The past seven months have unexpectedly underscored another area where PBS remains unique: education.
In March, days before 600,000 Los Angeles Unified School students were sent home because of the pandemic, PBS’ Kerger received a call from Austin Beutner, the district’s superintendent. PBS and its area stations quickly marshalled educational resources for students with limited or no broadband access. Dozens of other public stations and school systems nationwide have followed suit.
Meanwhile, PBS LearningMedia, an online educational platform for teachers and students, has seen its users more than double this school year, compared with the prepandemic average.
In June, as Black Lives Matter protests generated national conversations about racism, PBS dug into its back catalog so films like Firelight’s “Freedom Riders” could begin streaming again. New programs about race include “The Power of We: A Sesame Street Special.”
“It is rather stunning to see how very relevant our original mission is today,” WETA’s Rockefeller said. “In the midst of this pandemic, public television is delivering free education content right into homes, connecting people with arts and performances, giving context to our history and providing clear news and analysis.”
She added: “When other outlets are scrambling to create programming about the complex and troubled racial history in our country, we already have a rich library of programs and educational resources already at hand because examining our history and our culture has been a part of our mission all along.”

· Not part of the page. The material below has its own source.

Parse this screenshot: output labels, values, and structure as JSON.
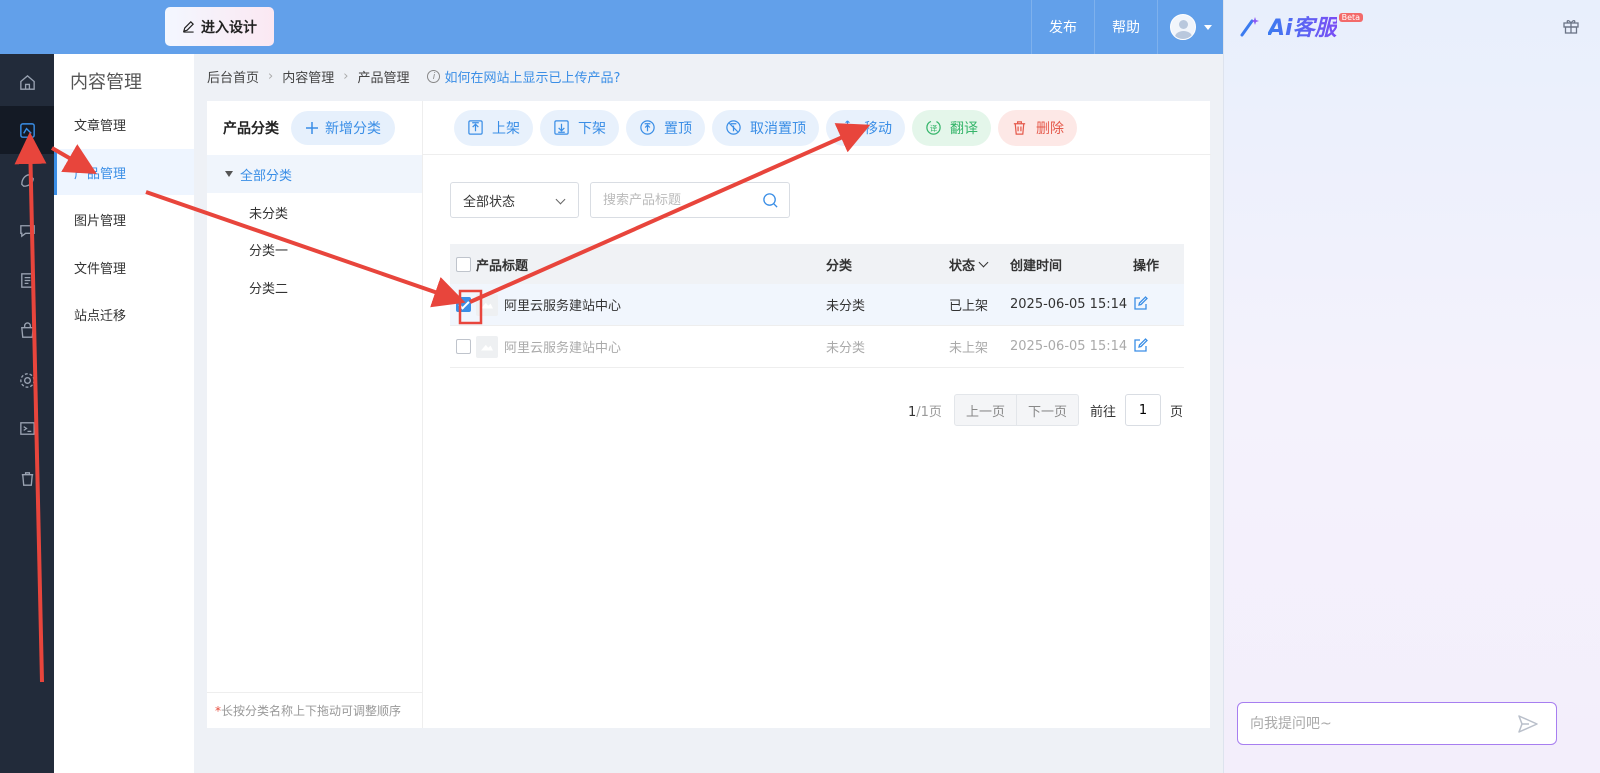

For Kerger, the last months have provided a “clarion call around service,” which, after all is built into PBS’ name. “This is a moment when the country was looking for us, and here we are,” she said.
The challenge for PBS going forward will be to sustain that focus. It means convincing donors that service and an hour of nightly news and math programs for homebound students are equally worthy causes as sending a pledge to support a favorite costume drama. Corporations will need to be persuaded to underwrite difficult examinations of the country’s racial tensions, not just “Antiques Roadshow.”
Leaps of faith that the money and audience will ultimately be there will need to be taken. But for PBS to thrive another 50 years, reinvention seems a necessity.